Dinner

Chicken breast with steamed veggies, asparagus, broccoli, cauliflower and a side of whole grained rice.

Salmon and a baked potato with a fat-free sour cream and onion chives, shredded cheese, steamed or canned veggies and a slice of whole wheat bread.

Meat Loaf (lean hamburger meat) with a sweet potato and a side salad with a whole grain muffin.

Desserts

Low-fat ice cream or fat-free frozen yogurt with fruit on top, berries, kiwi, mango, peaches, etc. Low-fat or fat-free pudding with fat-free whipped cream and dark chocolate chips on top.

Fresh fruit with low-fat yogurt on top or fat-free whipped cream.

Mango with fat-free frozen yogurt.

Vegetables, Fruits, and their benefits

Apricots – Controls blood pressure, slows aging process, combats cancer, shields against Alzheimer’s and saves eyesight.

Bananas – quiets a cough, protects your heart, blocks diarrhea, strengthens bones and controls blood pressure.

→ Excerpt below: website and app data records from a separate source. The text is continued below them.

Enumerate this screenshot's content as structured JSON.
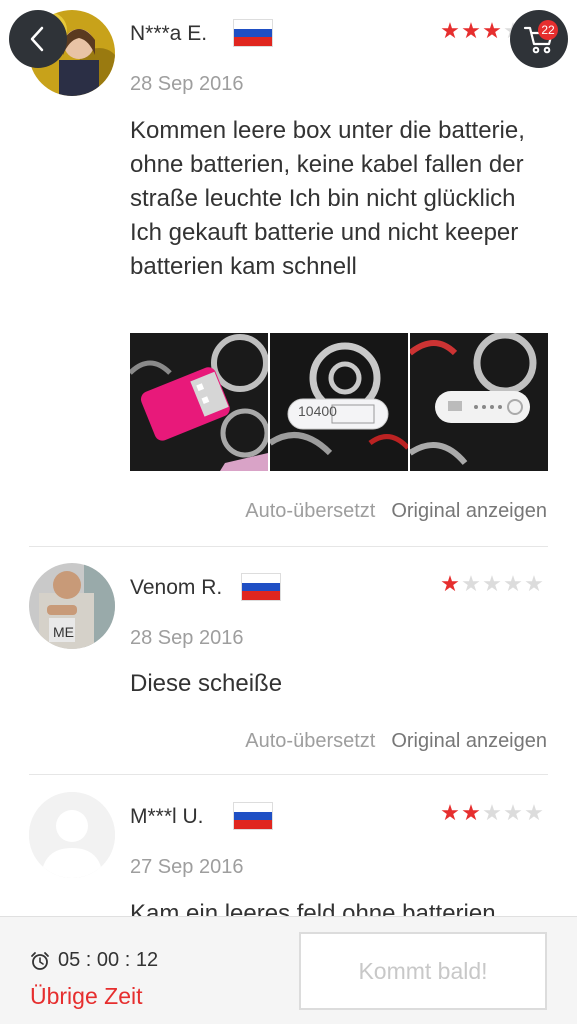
{
  "header": {
    "cart_count": "22"
  },
  "reviews": [
    {
      "name": "N***a E.",
      "date": "28 Sep 2016",
      "stars": 3,
      "text": "Kommen leere box unter die batterie, ohne batterien, keine kabel fallen der straße leuchte Ich bin nicht glücklich Ich gekauft batterie und nicht keeper batterien kam schnell",
      "photo_texts": [
        "10400"
      ],
      "auto_translated": "Auto-übersetzt",
      "show_original": "Original anzeigen"
    },
    {
      "name": "Venom R.",
      "date": "28 Sep 2016",
      "stars": 1,
      "text": "Diese scheiße",
      "auto_translated": "Auto-übersetzt",
      "show_original": "Original anzeigen"
    },
    {
      "name": "M***l U.",
      "date": "27 Sep 2016",
      "stars": 2,
      "text": "Kam ein leeres feld ohne batterien"
    }
  ],
  "bottom_bar": {
    "timer": "05 : 00 : 12",
    "remaining_label": "Übrige Zeit",
    "button_label": "Kommt bald!"
  },
  "colors": {
    "accent": "#e62e2e",
    "fab_bg": "#2f3338",
    "muted_text": "#9e9e9e"
  }
}
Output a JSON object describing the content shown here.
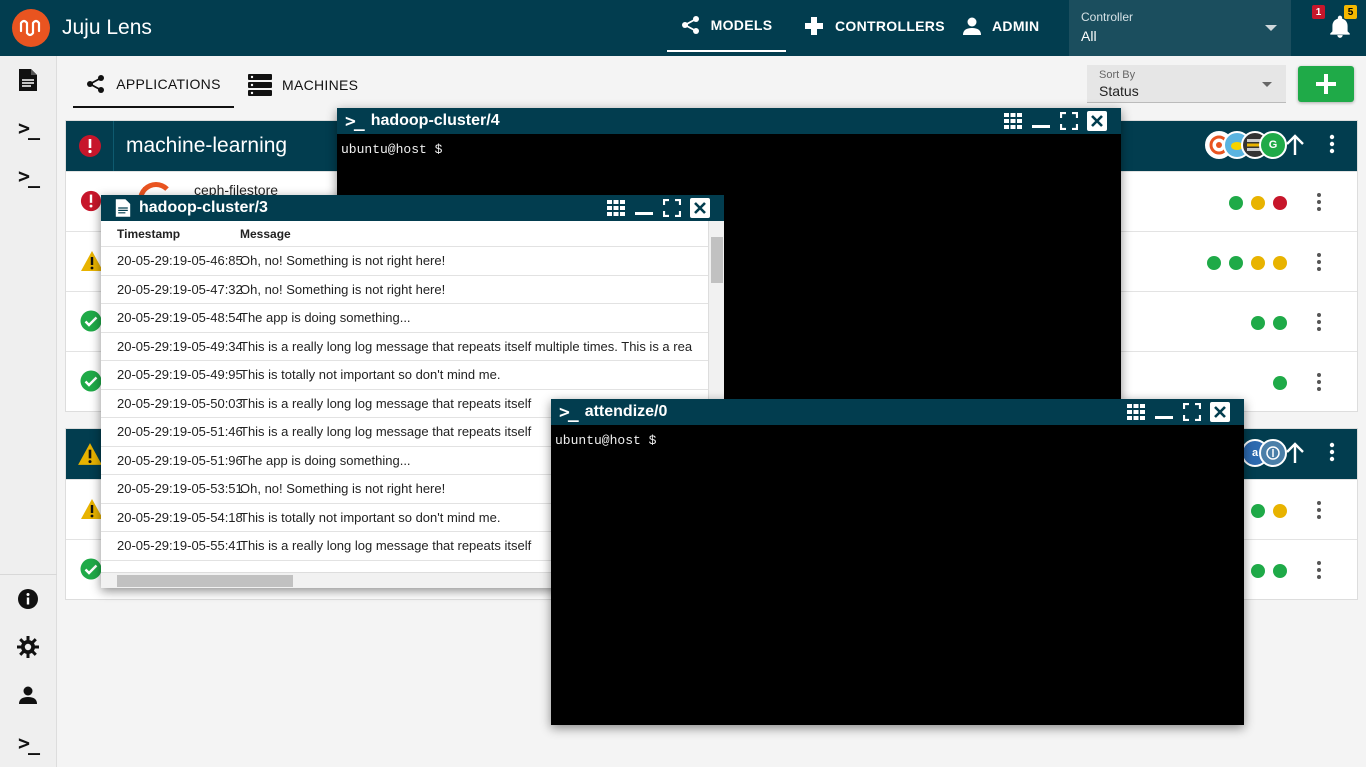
{
  "header": {
    "app_title": "Juju Lens",
    "nav": [
      {
        "label": "MODELS",
        "active": true
      },
      {
        "label": "CONTROLLERS",
        "active": false
      },
      {
        "label": "ADMIN",
        "active": false
      }
    ],
    "controller": {
      "label": "Controller",
      "value": "All"
    },
    "notifications": {
      "error_count": "1",
      "warning_count": "5"
    }
  },
  "toolbar": {
    "tabs": [
      {
        "label": "APPLICATIONS",
        "active": true
      },
      {
        "label": "MACHINES",
        "active": false
      }
    ],
    "sort_by": {
      "label": "Sort By",
      "value": "Status"
    }
  },
  "models": [
    {
      "name": "machine-learning",
      "status": "error",
      "rows": [
        {
          "status": "error",
          "name": "ceph-filestore",
          "units": [
            "g",
            "y",
            "r"
          ]
        },
        {
          "status": "warning",
          "name": "",
          "units": [
            "g",
            "g",
            "y",
            "y"
          ]
        },
        {
          "status": "ok",
          "name": "",
          "units": [
            "g",
            "g"
          ]
        },
        {
          "status": "ok",
          "name": "",
          "units": [
            "g"
          ]
        }
      ]
    },
    {
      "name": "",
      "status": "warning",
      "rows": [
        {
          "status": "warning",
          "name": "",
          "units": [
            "g",
            "y"
          ]
        },
        {
          "status": "ok",
          "name": "",
          "units": [
            "g",
            "g"
          ]
        }
      ]
    }
  ],
  "windows": {
    "terminal_hadoop4": {
      "title": "hadoop-cluster/4",
      "prompt": "ubuntu@host $"
    },
    "log_hadoop3": {
      "title": "hadoop-cluster/3",
      "columns": [
        "Timestamp",
        "Message"
      ],
      "rows": [
        {
          "ts": "20-05-29:19-05-46:85",
          "msg": "Oh, no! Something is not right here!"
        },
        {
          "ts": "20-05-29:19-05-47:32",
          "msg": "Oh, no! Something is not right here!"
        },
        {
          "ts": "20-05-29:19-05-48:54",
          "msg": "The app is doing something..."
        },
        {
          "ts": "20-05-29:19-05-49:34",
          "msg": "This is a really long log message that repeats itself multiple times. This is a rea"
        },
        {
          "ts": "20-05-29:19-05-49:95",
          "msg": "This is totally not important so don't mind me."
        },
        {
          "ts": "20-05-29:19-05-50:03",
          "msg": "This is a really long log message that repeats itself"
        },
        {
          "ts": "20-05-29:19-05-51:46",
          "msg": "This is a really long log message that repeats itself"
        },
        {
          "ts": "20-05-29:19-05-51:96",
          "msg": "The app is doing something..."
        },
        {
          "ts": "20-05-29:19-05-53:51",
          "msg": "Oh, no! Something is not right here!"
        },
        {
          "ts": "20-05-29:19-05-54:18",
          "msg": "This is totally not important so don't mind me."
        },
        {
          "ts": "20-05-29:19-05-55:41",
          "msg": "This is a really long log message that repeats itself"
        }
      ]
    },
    "terminal_attendize": {
      "title": "attendize/0",
      "prompt": "ubuntu@host $"
    }
  },
  "colors": {
    "brand": "#023d4f",
    "accent": "#e95420",
    "ok": "#1faa48",
    "warning": "#e8b300",
    "error": "#c7162b"
  }
}
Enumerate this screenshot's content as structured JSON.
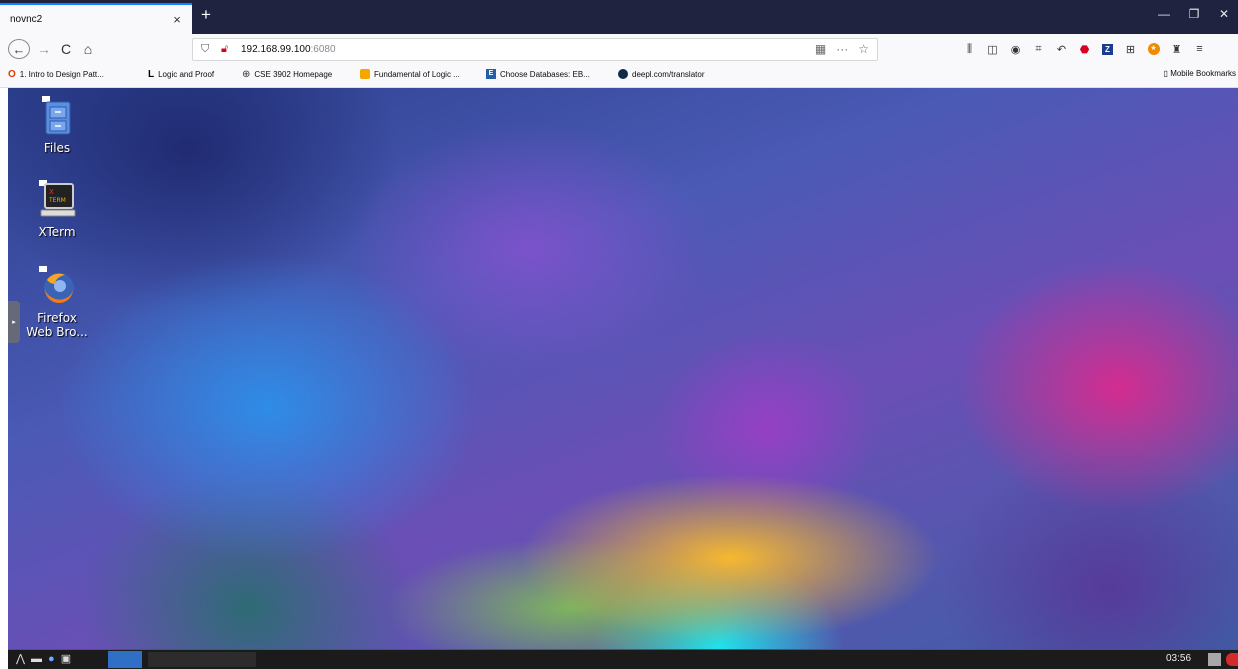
{
  "browser": {
    "tab": {
      "title": "novnc2",
      "close_glyph": "×"
    },
    "new_tab_glyph": "+",
    "window_controls": {
      "minimize": "—",
      "restore": "❐",
      "close": "✕"
    },
    "nav": {
      "back": "←",
      "forward": "→",
      "reload": "C",
      "home": "⌂"
    },
    "url": {
      "host": "192.168.99.100",
      "port": ":6080"
    },
    "url_actions": {
      "qr": "▦",
      "more": "···",
      "bookmark": "☆"
    },
    "toolbar_icons": [
      "library-icon",
      "sidebar-icon",
      "account-icon",
      "screenshot-icon",
      "undo-icon",
      "adblock-icon",
      "zotero-icon",
      "grid-icon",
      "extension-icon",
      "dev-icon",
      "menu-icon"
    ],
    "bookmarks": [
      {
        "label": "1. Intro to Design Patt...",
        "icon": "o"
      },
      {
        "label": "Logic and Proof",
        "icon": "L"
      },
      {
        "label": "CSE 3902 Homepage",
        "icon": "globe"
      },
      {
        "label": "Fundamental of Logic ...",
        "icon": "fund"
      },
      {
        "label": "Choose Databases: EB...",
        "icon": "eb"
      },
      {
        "label": "deepl.com/translator",
        "icon": "deepl"
      }
    ],
    "mobile_bookmarks": "Mobile Bookmarks"
  },
  "desktop": {
    "icons": [
      {
        "label": "Files"
      },
      {
        "label": "XTerm"
      },
      {
        "label_line1": "Firefox",
        "label_line2": "Web Bro..."
      }
    ],
    "side_handle_glyph": "▸"
  },
  "taskbar": {
    "clock": "03:56"
  }
}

Cabbage – Promotes weight loss, helps with hemorrhoids, prevents constipation, protects your heart and combats cancer.

Avocados –  Soothes skin, helps stops strokes,  lowers cholesterol, battles diabetes and controls blood pressure.

Apples – Cushions joints, protects your heart, prevents constipation,  improves lung capacity and blocks diarrhea .

Blueberries – Boost memory, stabilizes blood sugar, protects your heart, combats cancer and prevents constipation.

Artichoke – Guards against liver disease, lowers cholesterol, stabilizes blood sugar, helps stop strokes, and protects your heart.

Beets – Strengthens bones, Controls blood pressure, combats cancer, aids in weight loss and protects your heart.

Beans – Prevents constipation,  combats cancer, lowers cholesterol, stabilizes blood sugar, and helps with hemorrhoids.

Broccoli – Saves eyesight, protects your heart, strengthens bones, combats cancer and controls blood pressure.

Cantaloupe – Supports immune system, controls blood pressure, saves eyesight, combats cancer and lowers cholesterol.

Note: Consult your physician before starting, to be sure of any food restrictions you may have. 

We have seen patients thrive tremendously with the introduction of a healthy way of eating. I have seen the use of the tips above work in a most positive way.

I had a client who had poor health, was caring for herself, and had a hard time eating foods that were good for her. She didn’t feel well enough to take the time to eat healthy. With the help of our care and the implementation of  these tips of a healthier diet, she regained her energy and strength. Her skin color improved, her spirits were up, and before we knew it, she was able to be more self-sufficient than her family could have imagined.

One of many benefits of having a healthy diet is that this gives you the energy to want  exercise. Let’s get started in guiding our loved ones in a healthier way of living.

 

Privileged to Serve,

Lisa Romero
Care Director